You get urban counties, rural counties, they could act differently.

I put some labels on my plot so I could understand it better.

And I draw a horizontal line at 0.

That's where the residuals should be centered if all is going well.

And then a thing that I especially like is to put

a non parametric smoother through the plot.

So if the model's specified correctly your residuals

ought to be up and down around 0, centered on 0.

So this particular non-parametric smoother which is called

lowess ought to be wiggling through above the horizontal 0 line.

So we'll take a look at that.

And I've colored it red just so you can see it and made it twice as big or

wide as the standard selection for the line width.

Now, in the second panel, I'm going to plot the standardized residuals versus

school enrollment, apistrat$enroll, and I label the axes again.

And I fit a non-parametric smoother through there again.

7:22

So here's what it looks like.

We've got counties on the left.

And here's my county number on this axis.

So it's not a whole lot going on there, the non-parametric

smoother is down below 0 which is slightly troubling.

There's nothing obvious about extreme residuals.

They're not asymmetrically

distributed in an extreme way around 0.

There is, however, this one outlier here compared to the other points.

And maybe that one so

you can take a look at those to see what's going on with those.

8:06

Then, over in this panel, I plotted standardized residuals versus enrollment.

And here, we really see something.

The non-parametric smoother is definitely not horizontal at 0.

There's a real linear trend in these residuals.

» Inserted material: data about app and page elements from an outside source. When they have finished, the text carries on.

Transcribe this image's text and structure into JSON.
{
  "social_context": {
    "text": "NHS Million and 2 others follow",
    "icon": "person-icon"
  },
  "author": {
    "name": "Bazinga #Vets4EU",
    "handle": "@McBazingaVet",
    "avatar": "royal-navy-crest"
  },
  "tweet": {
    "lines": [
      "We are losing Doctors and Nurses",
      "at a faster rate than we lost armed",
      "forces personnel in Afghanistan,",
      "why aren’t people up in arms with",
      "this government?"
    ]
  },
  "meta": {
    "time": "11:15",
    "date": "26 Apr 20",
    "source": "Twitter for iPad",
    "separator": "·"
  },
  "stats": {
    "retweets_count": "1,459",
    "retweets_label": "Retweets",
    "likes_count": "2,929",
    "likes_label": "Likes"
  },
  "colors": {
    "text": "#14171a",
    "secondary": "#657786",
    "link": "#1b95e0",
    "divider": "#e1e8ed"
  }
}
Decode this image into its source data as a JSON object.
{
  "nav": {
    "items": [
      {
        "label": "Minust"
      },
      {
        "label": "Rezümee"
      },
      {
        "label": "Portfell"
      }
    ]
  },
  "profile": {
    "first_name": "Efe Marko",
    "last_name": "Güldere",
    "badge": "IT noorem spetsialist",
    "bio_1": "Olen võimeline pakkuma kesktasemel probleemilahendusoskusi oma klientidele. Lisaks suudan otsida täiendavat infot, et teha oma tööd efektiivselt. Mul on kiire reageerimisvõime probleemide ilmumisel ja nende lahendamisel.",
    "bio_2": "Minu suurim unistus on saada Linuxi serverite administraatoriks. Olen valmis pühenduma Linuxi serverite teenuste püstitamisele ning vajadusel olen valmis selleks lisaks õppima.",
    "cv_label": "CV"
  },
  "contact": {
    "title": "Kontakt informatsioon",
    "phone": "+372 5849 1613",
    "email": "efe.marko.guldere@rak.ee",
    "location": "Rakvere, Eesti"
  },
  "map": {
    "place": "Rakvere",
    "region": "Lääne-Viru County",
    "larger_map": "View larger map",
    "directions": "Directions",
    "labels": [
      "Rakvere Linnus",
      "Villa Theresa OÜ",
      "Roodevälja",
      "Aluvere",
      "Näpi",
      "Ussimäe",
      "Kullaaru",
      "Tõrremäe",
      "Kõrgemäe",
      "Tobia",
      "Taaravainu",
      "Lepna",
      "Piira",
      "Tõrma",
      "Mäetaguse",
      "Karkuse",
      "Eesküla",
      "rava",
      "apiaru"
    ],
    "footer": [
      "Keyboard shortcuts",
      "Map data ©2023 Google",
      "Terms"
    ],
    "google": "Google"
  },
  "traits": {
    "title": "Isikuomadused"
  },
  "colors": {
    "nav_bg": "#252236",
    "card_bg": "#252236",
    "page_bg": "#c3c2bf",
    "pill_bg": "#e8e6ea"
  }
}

Which just means that enrollment better get into the model.

It's affecting the academic performance index, it's related to it.

Over here, county doesn't much matter.

There's not an obvious reason for including county.

So we learned a little bit by doing this.

And there may be other diagnostics you can think of that you can easily

enough program yourself.